Developing the Systems of Family

I encourage everyone who is considering making the trip to visit Selamta Family Project to go for it! I can’t wait to go back.
— Cori O'Brien Paluck

By Cori O'Brien Paluck, Selamta Volunteer

If I start at the very beginning, my Selamta Family Project involvement began with Salesforce.org and our Women In Tech group Girlforce. The founder of Girlforce, Joni Martin, wanted to organize a trip to help Selamta find volunteer Salesforce resources to help the organization use the Nonprofit Starter Pack, as well as see if the Nourish Collective could help teach local women how to manufacture and sell high end soaps.

After researching Selamta’ s mission to unite orphaned children and marginalized women in forever families, I immediately signed up for the trip. As the Brickwork product specialist for iATS Payments I have been working with Salesforce for over 4 years, but had just become a Certified Administrator. I was eager to share my love of training and Salesforce with Selamta!

Before getting on the plane, I didn’t know what to expect. I had never met any Selamta Staff in person, had never seen true poverty before, and had never been to Africa. I was nervous. I was excited. I knew it was going to be an amazing adventure that I would never forget.

Jump forward over an exhausting 48 hour three-flight journey between Vancouver Canada and Addis Ababa Ethiopia, we finally landed in Africa! After an eye opening drive through Addis enroute to the Bethel area where the Selamta office and houses are located, we walked up the three flights of stairs and settled into our dorm room. One of my best friends Christine was my travel mate and fellow volunteer on the trip, and we were the first of the six women (including an amazing 10 year old!) to arrive. It was 4am, pitch black, and there was no power. This we quickly discovered is quite common in Ethiopia, but that night we were happy to have followed the trusty packing guide provided to us and whipped out our flashlights. As we started to unpack, we suddenly heard the crack of lighting and rumble of thunder as a massive downpour started up outside our third story window. We rushed to look out and saw pre-dawn Addis being completely drenched with rain and torrents of water rushing down the dirt streets. What an introduction!

That first day seems like a dream to me now. After meeting the rest of the team the next morning, (which consisted of Christine and I, Melissa from the Nourish Collective, Trish from Worlds Touch, and Marisa the Selamta Executive Director with her daughter Lily) we experienced a whirlwind of hugs, introductions, fresh coffee, staff meet and greets, and neighborhood tours.

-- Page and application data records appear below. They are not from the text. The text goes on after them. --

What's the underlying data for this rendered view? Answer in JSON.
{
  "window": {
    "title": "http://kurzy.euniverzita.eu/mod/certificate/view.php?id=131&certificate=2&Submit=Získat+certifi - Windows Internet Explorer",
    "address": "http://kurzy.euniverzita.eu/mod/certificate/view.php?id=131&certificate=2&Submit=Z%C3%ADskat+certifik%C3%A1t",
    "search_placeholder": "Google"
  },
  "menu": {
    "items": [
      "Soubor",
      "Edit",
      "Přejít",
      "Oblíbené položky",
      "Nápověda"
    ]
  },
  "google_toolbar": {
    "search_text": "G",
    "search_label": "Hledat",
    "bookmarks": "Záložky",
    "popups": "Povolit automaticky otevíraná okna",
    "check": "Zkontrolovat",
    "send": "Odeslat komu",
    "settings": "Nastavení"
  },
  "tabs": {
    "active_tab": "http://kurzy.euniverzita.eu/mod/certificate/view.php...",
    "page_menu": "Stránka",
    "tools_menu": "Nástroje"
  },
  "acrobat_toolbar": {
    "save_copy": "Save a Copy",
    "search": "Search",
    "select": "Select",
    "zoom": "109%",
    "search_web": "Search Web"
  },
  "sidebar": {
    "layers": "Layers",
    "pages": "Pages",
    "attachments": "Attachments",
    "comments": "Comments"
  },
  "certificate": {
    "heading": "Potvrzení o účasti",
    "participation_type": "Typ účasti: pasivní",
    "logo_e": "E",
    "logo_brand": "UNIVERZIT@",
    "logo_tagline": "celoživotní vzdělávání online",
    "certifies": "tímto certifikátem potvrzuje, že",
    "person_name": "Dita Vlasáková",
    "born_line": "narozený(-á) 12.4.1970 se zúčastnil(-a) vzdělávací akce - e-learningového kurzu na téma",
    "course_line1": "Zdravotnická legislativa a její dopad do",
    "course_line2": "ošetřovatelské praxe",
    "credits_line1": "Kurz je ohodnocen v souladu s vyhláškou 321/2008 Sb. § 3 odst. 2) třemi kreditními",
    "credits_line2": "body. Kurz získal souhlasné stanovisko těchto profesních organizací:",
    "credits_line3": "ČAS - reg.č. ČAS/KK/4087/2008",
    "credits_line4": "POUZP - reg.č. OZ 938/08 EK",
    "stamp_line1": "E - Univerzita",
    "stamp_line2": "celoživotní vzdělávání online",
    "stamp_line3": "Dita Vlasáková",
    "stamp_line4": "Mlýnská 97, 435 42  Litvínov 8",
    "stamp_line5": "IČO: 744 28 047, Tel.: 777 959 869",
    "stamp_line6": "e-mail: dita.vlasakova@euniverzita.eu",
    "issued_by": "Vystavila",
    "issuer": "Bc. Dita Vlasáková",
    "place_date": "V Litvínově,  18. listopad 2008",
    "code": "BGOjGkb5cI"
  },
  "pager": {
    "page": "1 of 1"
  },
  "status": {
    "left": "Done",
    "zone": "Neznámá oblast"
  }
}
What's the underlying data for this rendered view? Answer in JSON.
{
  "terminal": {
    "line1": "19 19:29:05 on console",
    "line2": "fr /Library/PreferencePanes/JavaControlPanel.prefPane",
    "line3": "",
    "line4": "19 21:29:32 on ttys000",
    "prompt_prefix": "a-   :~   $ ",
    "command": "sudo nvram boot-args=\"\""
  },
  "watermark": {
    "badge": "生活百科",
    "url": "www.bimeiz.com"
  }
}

Over the next week we were lucky to be driven around the city of Addis Ababa on supply trips for the Nourish soap projects and to meet the Outreach families. We saw cattle in the streets, buses packed with people, horse-drawn carts, and more diesel smoke than I care to remember. We saw women in ripped dirty clothes alongside others in beautiful wedding dresses. We saw cement huts on the same block as mansions. We saw high-rise condo buildings, multi-story shopping malls, movie theaters.

Within Selamta, we met the nicest, kindest people in the world. Selamta staff treat you like a member of the family. But by far the most impactful experiences of the trip were hanging out in the family homes. Each night we were treated to a delicious home cooked meal by the house Mom and Auntie, consisting of everything from traditional Injera bread (made of teff flour), wat stews, perfectly cooked potatoes and beets, shiro, and so many other dishes I wish I could remember. Sometimes we had pasta with incredible tomato sauce with a hint of mitmita, which is a spice mixture that is just about my favorite thing on the planet these days. We had fresh roasted coffee served espresso style with sugar. Before and after our feasts we would sit in the family living room getting to know the family and learn what life is like in Ethiopia. We learned what school was like for them, what they want to be when they grew up, who their favorite singers were. So many amazing moments I can’t begin to describe.

Before we knew it our two weeks were up. We’d accomplished what we had set out to do and then some, and had taken the opportunity to learn about what life was like in Ethiopia. I encourage everyone who is considering making the trip to visit Selamta Family Project to go for it! I can’t wait to go back.

Volunteer in Ethiopia with Selamta this Summer! Visit our Take a Trip page to learn more.